(Data records)

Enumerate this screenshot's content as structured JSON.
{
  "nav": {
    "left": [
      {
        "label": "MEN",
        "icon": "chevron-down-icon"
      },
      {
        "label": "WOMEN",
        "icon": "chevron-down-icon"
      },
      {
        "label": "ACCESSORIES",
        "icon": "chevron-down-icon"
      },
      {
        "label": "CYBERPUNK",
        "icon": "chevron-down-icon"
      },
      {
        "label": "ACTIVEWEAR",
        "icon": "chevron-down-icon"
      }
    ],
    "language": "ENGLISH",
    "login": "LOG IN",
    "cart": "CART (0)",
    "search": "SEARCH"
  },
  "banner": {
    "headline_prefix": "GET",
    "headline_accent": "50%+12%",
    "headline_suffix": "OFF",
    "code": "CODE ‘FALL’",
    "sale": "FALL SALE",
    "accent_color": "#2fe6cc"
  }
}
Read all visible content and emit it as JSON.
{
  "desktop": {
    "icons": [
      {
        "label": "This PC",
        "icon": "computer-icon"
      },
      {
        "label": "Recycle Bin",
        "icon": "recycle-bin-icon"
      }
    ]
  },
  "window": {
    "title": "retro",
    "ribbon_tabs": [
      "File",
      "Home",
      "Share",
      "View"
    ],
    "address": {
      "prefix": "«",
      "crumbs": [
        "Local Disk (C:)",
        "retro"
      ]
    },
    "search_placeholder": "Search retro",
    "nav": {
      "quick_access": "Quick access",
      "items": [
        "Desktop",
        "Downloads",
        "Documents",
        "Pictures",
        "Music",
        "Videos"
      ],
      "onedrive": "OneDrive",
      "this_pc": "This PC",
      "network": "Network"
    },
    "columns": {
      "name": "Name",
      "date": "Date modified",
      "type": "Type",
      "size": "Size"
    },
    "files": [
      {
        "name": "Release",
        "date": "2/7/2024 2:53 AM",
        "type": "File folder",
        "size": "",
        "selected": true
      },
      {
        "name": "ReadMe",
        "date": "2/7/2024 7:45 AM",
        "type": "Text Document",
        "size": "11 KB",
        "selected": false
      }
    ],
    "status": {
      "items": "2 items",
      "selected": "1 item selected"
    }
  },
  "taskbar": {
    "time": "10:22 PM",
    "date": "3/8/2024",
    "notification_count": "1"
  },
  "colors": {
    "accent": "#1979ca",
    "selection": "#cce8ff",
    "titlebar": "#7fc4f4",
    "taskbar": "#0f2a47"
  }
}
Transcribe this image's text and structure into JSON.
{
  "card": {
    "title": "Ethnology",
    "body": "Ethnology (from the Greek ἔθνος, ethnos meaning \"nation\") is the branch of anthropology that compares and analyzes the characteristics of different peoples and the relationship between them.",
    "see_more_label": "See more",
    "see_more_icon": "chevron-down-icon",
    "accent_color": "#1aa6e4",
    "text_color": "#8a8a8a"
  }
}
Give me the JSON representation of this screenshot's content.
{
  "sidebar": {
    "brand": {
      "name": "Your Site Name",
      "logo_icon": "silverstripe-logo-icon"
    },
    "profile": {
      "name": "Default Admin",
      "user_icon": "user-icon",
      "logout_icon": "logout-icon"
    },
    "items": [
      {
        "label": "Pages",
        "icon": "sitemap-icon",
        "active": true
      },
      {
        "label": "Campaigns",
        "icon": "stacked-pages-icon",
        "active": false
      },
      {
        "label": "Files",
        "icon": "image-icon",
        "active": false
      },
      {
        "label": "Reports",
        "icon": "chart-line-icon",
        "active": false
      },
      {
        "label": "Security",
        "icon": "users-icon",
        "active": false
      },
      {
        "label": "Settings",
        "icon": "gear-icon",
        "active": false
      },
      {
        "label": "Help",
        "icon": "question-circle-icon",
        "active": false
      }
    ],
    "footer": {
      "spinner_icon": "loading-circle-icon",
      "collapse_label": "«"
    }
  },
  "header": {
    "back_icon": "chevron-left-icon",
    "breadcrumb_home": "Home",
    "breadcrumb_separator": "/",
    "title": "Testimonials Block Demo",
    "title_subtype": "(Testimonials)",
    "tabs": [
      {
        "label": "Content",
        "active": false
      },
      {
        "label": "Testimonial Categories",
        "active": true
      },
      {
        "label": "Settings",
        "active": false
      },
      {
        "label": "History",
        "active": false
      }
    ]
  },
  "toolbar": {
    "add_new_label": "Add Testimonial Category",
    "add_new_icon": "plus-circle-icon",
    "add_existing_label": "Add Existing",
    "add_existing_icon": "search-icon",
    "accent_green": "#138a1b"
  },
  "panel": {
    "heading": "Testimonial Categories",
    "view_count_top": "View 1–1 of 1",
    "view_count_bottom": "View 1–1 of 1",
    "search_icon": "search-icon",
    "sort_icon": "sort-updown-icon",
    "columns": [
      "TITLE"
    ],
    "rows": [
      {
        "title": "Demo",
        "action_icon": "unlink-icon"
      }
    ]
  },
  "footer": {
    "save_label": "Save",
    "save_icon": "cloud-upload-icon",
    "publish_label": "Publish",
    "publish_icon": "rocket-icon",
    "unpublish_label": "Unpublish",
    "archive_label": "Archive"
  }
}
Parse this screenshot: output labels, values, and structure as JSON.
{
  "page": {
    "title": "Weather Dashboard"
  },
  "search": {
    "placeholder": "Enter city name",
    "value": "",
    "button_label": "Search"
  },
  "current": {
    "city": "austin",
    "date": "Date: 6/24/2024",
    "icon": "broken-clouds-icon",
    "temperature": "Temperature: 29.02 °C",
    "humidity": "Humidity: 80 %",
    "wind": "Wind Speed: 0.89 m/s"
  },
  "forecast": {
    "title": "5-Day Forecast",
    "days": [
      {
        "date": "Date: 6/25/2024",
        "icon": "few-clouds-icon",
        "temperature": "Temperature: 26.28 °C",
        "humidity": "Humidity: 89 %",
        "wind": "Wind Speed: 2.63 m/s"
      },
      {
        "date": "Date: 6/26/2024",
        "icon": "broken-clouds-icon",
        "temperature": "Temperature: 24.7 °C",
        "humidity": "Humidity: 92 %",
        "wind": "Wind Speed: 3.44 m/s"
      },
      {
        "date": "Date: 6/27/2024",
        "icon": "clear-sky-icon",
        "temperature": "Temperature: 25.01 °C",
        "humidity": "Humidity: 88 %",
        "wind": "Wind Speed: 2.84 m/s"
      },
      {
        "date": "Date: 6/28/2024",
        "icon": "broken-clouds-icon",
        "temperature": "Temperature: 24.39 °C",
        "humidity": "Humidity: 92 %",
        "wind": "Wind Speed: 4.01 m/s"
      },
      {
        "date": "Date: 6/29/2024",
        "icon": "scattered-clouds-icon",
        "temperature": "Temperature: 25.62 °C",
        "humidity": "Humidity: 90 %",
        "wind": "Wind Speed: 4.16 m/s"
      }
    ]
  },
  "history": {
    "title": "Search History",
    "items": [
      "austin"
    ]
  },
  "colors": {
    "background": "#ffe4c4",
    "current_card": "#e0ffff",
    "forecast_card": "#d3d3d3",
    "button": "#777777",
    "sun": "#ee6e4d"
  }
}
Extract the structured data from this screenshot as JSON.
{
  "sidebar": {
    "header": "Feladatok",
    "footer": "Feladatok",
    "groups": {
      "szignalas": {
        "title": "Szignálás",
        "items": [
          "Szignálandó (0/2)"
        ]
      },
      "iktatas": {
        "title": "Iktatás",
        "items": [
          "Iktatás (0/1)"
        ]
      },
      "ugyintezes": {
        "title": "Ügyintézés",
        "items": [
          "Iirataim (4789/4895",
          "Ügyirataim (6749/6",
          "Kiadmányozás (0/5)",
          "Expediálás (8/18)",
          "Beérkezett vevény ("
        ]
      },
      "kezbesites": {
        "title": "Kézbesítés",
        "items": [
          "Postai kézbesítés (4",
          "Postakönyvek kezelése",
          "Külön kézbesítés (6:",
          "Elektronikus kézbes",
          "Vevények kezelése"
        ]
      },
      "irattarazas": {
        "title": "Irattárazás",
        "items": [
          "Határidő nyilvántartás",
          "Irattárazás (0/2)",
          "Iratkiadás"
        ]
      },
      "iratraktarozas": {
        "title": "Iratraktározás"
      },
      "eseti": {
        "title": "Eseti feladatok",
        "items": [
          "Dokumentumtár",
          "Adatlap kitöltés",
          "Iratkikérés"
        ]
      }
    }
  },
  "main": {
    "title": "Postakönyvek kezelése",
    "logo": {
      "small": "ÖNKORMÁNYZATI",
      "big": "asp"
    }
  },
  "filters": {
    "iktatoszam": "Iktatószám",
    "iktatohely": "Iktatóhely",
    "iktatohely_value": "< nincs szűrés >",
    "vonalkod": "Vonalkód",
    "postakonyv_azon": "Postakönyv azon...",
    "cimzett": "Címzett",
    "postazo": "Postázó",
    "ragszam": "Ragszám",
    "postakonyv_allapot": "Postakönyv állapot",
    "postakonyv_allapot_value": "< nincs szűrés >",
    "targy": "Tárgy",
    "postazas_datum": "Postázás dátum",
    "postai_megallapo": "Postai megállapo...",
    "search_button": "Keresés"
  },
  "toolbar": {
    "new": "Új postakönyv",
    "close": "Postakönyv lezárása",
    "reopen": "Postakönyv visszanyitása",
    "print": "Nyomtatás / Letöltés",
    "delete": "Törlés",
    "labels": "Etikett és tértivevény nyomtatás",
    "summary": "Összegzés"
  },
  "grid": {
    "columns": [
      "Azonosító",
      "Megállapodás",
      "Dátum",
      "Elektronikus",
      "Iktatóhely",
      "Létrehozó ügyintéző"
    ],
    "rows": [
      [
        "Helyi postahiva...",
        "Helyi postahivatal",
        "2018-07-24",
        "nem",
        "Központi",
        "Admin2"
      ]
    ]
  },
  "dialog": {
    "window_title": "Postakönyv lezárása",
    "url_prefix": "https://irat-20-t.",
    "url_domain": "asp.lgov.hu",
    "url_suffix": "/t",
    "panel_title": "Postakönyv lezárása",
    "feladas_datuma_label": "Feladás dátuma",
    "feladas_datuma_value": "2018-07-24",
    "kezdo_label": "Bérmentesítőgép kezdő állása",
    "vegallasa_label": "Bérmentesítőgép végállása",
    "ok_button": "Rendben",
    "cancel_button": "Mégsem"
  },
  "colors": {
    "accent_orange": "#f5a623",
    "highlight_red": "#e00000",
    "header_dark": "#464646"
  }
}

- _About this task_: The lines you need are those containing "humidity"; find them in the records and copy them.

- _Answer section_:
    "humidity": "Humidity: 80 %",
        "humidity": "Humidity: 89 %",
        "humidity": "Humidity: 92 %",
        "humidity": "Humidity: 88 %",
        "humidity": "Humidity: 92 %",
        "humidity": "Humidity: 90 %",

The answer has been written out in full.